There are various forms of Arabic calligraphy. At its beginning, the Arabic calligraphy can be broadly categorized into two forms. The first is geometrical and angular, and the second is curved and flowing. From these two calligraphic methods emerged various styles. The Kufic script, the oldest and most venerable of the geometric calligraphies, can be executed with flowered edges or with geometrical knots, for example. While the cursive scripts include Thuluth, Raqaa and al-Nasekh etc.

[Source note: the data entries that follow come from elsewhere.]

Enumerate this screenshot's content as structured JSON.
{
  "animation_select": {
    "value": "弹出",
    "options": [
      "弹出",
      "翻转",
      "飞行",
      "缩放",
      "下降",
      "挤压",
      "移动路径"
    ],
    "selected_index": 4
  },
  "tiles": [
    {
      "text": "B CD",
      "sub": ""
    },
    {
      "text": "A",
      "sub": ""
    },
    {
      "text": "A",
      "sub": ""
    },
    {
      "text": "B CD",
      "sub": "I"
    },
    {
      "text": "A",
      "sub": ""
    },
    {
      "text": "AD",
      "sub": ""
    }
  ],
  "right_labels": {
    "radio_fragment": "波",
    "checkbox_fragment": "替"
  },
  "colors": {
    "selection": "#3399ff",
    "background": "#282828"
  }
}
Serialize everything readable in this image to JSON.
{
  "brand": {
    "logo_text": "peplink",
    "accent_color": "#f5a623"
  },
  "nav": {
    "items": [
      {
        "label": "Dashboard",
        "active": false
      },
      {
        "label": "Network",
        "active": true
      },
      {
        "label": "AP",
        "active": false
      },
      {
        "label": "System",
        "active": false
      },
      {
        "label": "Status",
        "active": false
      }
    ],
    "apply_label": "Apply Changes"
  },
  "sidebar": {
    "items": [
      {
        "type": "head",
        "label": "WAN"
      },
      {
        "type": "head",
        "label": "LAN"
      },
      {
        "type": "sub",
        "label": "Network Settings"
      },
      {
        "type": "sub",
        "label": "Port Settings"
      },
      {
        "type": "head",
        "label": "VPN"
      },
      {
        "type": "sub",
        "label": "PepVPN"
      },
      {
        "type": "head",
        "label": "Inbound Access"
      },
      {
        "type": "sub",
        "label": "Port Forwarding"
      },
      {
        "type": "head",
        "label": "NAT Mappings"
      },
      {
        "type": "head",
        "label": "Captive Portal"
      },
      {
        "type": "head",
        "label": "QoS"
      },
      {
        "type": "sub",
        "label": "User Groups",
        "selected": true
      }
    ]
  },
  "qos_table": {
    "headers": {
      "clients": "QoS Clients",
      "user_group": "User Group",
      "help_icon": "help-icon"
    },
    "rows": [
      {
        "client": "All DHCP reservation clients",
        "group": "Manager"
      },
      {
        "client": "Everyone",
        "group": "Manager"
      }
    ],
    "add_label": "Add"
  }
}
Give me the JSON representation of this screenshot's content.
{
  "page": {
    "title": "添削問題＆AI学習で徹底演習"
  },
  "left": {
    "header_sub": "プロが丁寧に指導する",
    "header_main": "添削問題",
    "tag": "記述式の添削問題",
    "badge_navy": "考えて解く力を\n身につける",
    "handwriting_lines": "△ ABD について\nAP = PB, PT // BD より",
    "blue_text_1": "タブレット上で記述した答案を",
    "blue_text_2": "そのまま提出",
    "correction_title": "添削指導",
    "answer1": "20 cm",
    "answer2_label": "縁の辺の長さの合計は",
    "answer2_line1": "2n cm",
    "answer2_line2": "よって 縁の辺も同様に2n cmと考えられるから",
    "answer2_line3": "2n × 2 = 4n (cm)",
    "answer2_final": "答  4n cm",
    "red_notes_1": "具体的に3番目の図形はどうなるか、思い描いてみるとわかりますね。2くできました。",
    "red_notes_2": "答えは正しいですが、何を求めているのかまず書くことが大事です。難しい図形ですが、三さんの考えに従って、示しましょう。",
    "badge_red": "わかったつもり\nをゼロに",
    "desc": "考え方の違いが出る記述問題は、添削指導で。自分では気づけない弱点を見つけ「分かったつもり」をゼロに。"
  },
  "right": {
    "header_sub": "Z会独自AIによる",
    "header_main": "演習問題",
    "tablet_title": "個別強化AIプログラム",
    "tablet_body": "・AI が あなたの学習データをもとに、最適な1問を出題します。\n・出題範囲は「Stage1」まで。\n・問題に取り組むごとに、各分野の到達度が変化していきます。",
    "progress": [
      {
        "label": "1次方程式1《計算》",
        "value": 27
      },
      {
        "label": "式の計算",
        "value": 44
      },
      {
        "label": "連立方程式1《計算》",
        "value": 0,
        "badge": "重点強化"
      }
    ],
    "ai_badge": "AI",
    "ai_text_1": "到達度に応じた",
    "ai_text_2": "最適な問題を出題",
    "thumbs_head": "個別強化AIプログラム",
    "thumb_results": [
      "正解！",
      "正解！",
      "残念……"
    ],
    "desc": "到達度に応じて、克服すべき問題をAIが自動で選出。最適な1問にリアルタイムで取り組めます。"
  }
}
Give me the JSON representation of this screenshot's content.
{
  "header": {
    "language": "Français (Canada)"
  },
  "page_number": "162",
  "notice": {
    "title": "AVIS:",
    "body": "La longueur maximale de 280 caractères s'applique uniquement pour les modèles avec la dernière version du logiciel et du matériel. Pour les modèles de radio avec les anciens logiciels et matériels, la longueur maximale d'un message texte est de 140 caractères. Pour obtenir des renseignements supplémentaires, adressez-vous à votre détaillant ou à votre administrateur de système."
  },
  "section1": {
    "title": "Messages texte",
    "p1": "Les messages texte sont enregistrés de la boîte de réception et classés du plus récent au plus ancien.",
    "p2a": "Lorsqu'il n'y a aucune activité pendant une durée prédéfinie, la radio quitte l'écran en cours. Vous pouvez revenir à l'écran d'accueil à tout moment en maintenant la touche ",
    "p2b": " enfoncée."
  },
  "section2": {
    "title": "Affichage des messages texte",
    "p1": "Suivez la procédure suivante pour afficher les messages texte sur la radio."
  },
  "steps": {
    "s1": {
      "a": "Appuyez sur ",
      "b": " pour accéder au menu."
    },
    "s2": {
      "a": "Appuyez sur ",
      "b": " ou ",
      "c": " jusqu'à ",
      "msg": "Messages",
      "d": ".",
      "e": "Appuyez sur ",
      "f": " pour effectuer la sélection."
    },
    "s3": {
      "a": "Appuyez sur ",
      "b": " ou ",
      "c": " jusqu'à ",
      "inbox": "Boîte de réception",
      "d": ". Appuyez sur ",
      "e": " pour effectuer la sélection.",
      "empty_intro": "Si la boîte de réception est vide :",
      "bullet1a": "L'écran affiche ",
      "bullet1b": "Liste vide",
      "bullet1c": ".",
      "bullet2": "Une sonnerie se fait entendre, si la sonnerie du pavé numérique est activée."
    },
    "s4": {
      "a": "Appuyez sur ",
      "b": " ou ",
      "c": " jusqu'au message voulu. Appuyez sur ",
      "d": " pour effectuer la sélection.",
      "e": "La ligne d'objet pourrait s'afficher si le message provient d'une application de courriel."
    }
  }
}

The copier of manuscripts had to know very well the many arts of calligraphy in order to be a master in his work. He must use the ink with expertise, sharpen the pen correctly, cut it and hold it gracefully, all so that the movement of his hand during the writing of manuscripts is perfect (also for the talents of a manuscript copier). There is a highly respected methodology to the art of calligraphy. The dot, as the pure prime beginning of all writing, has deep mystical value while also being a physical measure for the dimensions of all the other letters in the alphabet. In this illustrative calligraphy manuscript, black ink is used to draw the letters, while diacritical marks are in red ink.